WORK ORDER —
Your answer is a copy of every line in the records where "Distance" appears.

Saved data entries
====
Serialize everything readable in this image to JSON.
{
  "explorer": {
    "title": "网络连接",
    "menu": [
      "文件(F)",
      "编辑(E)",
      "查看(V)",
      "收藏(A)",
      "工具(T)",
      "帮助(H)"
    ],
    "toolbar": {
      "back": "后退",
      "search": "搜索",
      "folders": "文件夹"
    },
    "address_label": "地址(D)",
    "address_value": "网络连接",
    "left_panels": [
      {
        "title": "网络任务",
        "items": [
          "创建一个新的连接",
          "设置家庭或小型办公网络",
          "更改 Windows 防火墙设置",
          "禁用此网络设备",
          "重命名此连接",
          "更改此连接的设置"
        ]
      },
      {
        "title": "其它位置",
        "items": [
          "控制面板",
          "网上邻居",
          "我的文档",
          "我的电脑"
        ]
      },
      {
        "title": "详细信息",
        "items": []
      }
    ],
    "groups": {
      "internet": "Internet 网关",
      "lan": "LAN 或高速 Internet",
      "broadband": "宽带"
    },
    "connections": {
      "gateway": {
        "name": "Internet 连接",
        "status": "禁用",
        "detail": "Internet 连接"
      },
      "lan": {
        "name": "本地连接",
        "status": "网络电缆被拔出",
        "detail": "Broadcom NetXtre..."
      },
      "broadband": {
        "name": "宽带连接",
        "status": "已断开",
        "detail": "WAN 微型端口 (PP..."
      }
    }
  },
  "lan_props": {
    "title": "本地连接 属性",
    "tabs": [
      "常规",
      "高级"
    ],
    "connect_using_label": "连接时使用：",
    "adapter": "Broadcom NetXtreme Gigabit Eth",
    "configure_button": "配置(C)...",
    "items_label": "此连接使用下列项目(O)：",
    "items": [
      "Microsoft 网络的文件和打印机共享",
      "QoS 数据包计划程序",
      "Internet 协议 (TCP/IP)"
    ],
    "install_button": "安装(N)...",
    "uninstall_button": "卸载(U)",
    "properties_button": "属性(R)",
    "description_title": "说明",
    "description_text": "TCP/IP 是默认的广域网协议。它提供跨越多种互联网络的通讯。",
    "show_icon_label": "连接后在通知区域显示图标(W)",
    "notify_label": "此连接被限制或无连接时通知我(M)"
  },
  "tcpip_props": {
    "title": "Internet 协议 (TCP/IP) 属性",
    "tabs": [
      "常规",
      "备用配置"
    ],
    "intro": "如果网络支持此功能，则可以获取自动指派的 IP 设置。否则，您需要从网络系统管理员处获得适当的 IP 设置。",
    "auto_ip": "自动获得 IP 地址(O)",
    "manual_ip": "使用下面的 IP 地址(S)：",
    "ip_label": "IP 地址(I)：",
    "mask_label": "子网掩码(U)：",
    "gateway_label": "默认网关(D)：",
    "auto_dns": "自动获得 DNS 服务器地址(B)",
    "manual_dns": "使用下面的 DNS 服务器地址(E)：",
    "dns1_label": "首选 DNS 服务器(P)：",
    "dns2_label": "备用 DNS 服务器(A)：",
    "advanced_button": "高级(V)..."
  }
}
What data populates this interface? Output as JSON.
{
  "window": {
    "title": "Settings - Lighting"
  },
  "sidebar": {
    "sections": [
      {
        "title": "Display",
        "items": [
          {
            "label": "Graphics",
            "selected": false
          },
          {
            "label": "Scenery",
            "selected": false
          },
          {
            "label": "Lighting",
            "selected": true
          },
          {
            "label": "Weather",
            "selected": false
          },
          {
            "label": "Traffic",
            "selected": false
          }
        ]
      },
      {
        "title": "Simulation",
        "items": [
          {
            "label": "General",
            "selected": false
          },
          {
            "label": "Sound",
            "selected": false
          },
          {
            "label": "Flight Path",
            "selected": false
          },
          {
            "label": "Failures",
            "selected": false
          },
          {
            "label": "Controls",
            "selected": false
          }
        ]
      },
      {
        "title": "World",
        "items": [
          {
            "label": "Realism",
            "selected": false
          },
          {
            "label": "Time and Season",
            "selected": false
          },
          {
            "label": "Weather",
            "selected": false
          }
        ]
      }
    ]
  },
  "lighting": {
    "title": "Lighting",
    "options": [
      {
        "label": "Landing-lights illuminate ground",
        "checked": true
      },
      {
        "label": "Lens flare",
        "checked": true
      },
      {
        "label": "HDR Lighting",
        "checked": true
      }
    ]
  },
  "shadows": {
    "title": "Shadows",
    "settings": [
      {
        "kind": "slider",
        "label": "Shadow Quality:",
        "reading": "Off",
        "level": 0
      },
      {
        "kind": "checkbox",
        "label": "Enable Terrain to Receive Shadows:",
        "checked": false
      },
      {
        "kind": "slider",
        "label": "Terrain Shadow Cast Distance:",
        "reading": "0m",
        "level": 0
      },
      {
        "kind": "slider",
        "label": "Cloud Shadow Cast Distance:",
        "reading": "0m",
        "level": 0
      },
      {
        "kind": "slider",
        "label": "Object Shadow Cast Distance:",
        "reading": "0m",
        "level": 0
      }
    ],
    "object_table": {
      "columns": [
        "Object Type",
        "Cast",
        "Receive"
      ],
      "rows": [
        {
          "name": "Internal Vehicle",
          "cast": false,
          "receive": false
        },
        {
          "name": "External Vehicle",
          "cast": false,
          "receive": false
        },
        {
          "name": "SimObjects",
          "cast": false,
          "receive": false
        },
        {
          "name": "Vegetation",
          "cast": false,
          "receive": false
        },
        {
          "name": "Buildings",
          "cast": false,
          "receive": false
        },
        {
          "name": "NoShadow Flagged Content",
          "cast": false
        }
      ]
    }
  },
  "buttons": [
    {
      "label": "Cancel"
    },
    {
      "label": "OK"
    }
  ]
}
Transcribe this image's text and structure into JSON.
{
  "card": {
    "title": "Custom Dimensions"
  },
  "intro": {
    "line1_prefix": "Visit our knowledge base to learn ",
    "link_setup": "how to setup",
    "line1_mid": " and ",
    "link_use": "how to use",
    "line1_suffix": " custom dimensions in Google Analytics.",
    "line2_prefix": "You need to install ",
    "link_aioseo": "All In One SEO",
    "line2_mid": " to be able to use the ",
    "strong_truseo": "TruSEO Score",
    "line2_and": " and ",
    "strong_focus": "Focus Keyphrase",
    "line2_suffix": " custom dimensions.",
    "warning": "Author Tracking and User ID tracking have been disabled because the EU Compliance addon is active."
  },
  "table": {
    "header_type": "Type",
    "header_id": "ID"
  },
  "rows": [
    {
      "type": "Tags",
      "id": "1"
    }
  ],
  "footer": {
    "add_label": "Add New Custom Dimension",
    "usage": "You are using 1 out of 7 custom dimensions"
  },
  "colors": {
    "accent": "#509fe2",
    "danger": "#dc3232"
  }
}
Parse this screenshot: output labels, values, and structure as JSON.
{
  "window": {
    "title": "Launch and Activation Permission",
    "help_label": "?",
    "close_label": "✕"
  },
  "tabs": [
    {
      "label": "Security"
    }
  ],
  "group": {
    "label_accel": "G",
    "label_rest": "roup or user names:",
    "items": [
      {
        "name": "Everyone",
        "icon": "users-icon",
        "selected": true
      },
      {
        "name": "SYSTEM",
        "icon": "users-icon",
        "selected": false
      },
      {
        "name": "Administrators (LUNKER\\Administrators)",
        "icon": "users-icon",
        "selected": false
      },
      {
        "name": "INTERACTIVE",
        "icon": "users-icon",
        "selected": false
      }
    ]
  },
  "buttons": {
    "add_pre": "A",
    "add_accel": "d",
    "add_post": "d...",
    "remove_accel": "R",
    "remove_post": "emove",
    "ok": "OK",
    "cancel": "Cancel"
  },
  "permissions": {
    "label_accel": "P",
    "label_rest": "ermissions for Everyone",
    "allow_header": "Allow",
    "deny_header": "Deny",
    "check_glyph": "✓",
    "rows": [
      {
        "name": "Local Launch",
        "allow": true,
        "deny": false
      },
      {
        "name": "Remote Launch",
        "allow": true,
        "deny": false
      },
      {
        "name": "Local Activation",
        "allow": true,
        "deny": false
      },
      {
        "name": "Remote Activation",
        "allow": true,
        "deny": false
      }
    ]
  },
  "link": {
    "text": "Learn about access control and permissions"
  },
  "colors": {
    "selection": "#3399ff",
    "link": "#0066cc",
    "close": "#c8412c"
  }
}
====
FINISHED TASK —
        "label": "Terrain Shadow Cast Distance:",
        "label": "Cloud Shadow Cast Distance:",
        "label": "Object Shadow Cast Distance:",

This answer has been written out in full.